START DATA EXTRACT
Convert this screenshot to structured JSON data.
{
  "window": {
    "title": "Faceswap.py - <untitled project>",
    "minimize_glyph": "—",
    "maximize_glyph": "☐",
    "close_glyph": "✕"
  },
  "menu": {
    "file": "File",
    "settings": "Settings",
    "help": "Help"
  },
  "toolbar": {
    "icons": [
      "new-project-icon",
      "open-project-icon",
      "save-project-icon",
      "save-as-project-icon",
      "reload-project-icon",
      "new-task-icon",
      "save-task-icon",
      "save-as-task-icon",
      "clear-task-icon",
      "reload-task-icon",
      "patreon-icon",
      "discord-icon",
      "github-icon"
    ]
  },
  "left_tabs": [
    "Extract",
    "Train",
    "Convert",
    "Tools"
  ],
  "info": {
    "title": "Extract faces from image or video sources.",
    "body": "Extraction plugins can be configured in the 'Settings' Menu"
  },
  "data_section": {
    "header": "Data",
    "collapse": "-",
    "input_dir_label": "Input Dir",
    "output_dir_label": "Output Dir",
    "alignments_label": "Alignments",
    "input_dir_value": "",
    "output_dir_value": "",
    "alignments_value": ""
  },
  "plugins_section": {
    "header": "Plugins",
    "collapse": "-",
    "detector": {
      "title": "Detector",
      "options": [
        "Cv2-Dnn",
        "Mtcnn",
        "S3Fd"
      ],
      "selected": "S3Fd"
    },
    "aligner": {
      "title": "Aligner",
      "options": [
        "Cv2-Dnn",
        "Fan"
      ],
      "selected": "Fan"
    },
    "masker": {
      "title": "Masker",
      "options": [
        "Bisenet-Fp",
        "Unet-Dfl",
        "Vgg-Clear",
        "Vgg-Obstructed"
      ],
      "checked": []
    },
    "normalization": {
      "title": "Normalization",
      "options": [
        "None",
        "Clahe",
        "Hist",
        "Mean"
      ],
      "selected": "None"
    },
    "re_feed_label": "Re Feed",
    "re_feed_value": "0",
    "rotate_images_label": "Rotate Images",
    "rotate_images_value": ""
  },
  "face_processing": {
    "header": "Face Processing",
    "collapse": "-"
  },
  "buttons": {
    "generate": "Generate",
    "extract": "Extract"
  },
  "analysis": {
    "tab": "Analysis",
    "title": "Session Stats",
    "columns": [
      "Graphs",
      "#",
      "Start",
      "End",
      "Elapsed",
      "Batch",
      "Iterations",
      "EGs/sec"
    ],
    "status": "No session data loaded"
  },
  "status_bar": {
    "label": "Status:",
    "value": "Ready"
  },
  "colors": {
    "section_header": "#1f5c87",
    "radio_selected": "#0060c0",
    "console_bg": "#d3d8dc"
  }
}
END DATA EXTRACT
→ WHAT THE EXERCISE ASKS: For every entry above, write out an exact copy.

→ WRITTEN REPLY:
Convert this screenshot to structured JSON data.
{
  "window": {
    "title": "Faceswap.py - <untitled project>",
    "minimize_glyph": "—",
    "maximize_glyph": "☐",
    "close_glyph": "✕"
  },
  "menu": {
    "file": "File",
    "settings": "Settings",
    "help": "Help"
  },
  "toolbar": {
    "icons": [
      "new-project-icon",
      "open-project-icon",
      "save-project-icon",
      "save-as-project-icon",
      "reload-project-icon",
      "new-task-icon",
      "save-task-icon",
      "save-as-task-icon",
      "clear-task-icon",
      "reload-task-icon",
      "patreon-icon",
      "discord-icon",
      "github-icon"
    ]
  },
  "left_tabs": [
    "Extract",
    "Train",
    "Convert",
    "Tools"
  ],
  "info": {
    "title": "Extract faces from image or video sources.",
    "body": "Extraction plugins can be configured in the 'Settings' Menu"
  },
  "data_section": {
    "header": "Data",
    "collapse": "-",
    "input_dir_label": "Input Dir",
    "output_dir_label": "Output Dir",
    "alignments_label": "Alignments",
    "input_dir_value": "",
    "output_dir_value": "",
    "alignments_value": ""
  },
  "plugins_section": {
    "header": "Plugins",
    "collapse": "-",
    "detector": {
      "title": "Detector",
      "options": [
        "Cv2-Dnn",
        "Mtcnn",
        "S3Fd"
      ],
      "selected": "S3Fd"
    },
    "aligner": {
      "title": "Aligner",
      "options": [
        "Cv2-Dnn",
        "Fan"
      ],
      "selected": "Fan"
    },
    "masker": {
      "title": "Masker",
      "options": [
        "Bisenet-Fp",
        "Unet-Dfl",
        "Vgg-Clear",
        "Vgg-Obstructed"
      ],
      "checked": []
    },
    "normalization": {
      "title": "Normalization",
      "options": [
        "None",
        "Clahe",
        "Hist",
        "Mean"
      ],
      "selected": "None"
    },
    "re_feed_label": "Re Feed",
    "re_feed_value": "0",
    "rotate_images_label": "Rotate Images",
    "rotate_images_value": ""
  },
  "face_processing": {
    "header": "Face Processing",
    "collapse": "-"
  },
  "buttons": {
    "generate": "Generate",
    "extract": "Extract"
  },
  "analysis": {
    "tab": "Analysis",
    "title": "Session Stats",
    "columns": [
      "Graphs",
      "#",
      "Start",
      "End",
      "Elapsed",
      "Batch",
      "Iterations",
      "EGs/sec"
    ],
    "status": "No session data loaded"
  },
  "status_bar": {
    "label": "Status:",
    "value": "Ready"
  },
  "colors": {
    "section_header": "#1f5c87",
    "radio_selected": "#0060c0",
    "console_bg": "#d3d8dc"
  }
}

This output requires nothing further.